At school today -- starting a new year with a new superintendent I hope is a harbinger of changes to come in the White House -- but anyway, I spoke with Rosy about the Obama speech, and she mentioned that he has a skill for reframing issues that the rethuglicans think they own. Anyway, IF Obama wins in November, personally what I get choked up about -- in addition to the fact that he is a person of color -- is that we may be able to move beyond this culture of fear that BushCo has used to manipulate the American people for the last 7 years.

As for Obama being middle of the road -- the middle can be a starting point for moving to the left. We may never get a truly progressive president, but the last 28 years have seen such a shift to the right. Perhaps we can begin to regain some of the ground that was lost.

poodledoc said...

Progressive obviously means different things to different people. To me, the idea of a person of color, even if he's "middle of the road" and not somehow perfect (whatever that mean) trumps everything. Yes, there are things he says I disagree with as well, but if I rage about that, ultimately, it's a waste of energy. I have heard some speeches by Obama that have truly moved me to tears. Please, let's not get into long discussons of how progressive he is or isn't. Instead, please, let's get him in to the office. Let's avoid a close electoin that McCain can steal like Bush did the last two. Being engaged in this process MAY be the only way to move this country in a progressive direction. Griping about it 'cause he's not progressive enough and then doing little or nothing won't be helpful.

Suzy said...

Well, someone has got to hold his feet to the fire. Yes, I agree that he has got to win, that it is profoundly moving to be able to vote for a person of color, that sometimes we have to compromise ... but I also think it is OK to point out where he falls short. The cult of personality that surrounds him is a little bit disturbing at times.

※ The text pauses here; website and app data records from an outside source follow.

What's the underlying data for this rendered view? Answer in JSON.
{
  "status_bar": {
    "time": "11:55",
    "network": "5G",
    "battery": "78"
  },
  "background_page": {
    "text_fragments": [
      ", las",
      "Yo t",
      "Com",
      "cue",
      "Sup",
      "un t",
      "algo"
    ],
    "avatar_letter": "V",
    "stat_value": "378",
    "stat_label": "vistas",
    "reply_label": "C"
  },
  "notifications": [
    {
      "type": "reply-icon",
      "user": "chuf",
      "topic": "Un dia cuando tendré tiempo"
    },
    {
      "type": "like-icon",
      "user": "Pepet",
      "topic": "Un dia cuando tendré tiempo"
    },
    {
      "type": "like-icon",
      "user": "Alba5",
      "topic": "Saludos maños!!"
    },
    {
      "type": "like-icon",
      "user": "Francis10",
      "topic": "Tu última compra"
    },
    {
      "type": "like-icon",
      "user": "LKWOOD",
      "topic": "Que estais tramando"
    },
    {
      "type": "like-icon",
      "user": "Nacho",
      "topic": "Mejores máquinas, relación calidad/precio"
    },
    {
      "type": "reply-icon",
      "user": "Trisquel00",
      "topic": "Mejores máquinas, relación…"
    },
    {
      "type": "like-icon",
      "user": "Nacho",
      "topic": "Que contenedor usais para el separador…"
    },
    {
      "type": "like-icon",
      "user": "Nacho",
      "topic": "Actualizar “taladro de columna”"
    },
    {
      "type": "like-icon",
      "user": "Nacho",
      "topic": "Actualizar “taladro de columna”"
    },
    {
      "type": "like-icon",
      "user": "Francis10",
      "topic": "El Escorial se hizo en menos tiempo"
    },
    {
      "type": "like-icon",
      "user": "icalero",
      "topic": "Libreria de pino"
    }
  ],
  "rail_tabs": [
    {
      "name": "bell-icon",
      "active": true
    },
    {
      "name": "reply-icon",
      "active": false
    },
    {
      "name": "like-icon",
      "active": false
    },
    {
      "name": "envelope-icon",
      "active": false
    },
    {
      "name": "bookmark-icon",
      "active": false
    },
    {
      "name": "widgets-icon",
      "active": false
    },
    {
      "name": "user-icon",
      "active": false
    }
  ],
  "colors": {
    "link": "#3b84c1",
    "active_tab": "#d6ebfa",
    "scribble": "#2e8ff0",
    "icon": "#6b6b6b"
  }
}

poodledoc said...

All politicians have a cult of personality, including Ralph and Dennis. They work at pretty hard. One wonders what they are really like.....

Matty Boy said...

Obama's change is more like Harding's "Return to Normalcy". Bush-Cheney is an administration unlike any other in our history, not unlike World War I was a war unlike any war before it, and we got involved under strange circumstances.

I voted for Edwards and then he dropped out. Lucky I was wrong about that. The guy agreed with the most is and was Kucinich. Still, once it came down to Obama and Hillary, I had no trouble picking between them.

Pagan Sphinx said...

I like Suzy's take in her first comment. Obama was not my pick either and I too worry about his increasing centerism. But even if he can do is get things going on a better course, I will be okay with that and him.

About Rice having been a promising candidate for president. I never thought of her as such. I think because she's single and child-less.

gomonkeygo said...

I thought he said basically what needed to be said...but I didn't agree with a number of things he said.

Did he mention "clean coal" plants? No such thing. And nuclear? Christ, I'd hoped Three Mile Island ended that lunacy.

These are a couple. I strongly disagree with his whacked notion to continue funding faith-based initiatives. Can't remember if he mentioned that, but if he had, I'd have raised my fist tremulously, you betcha!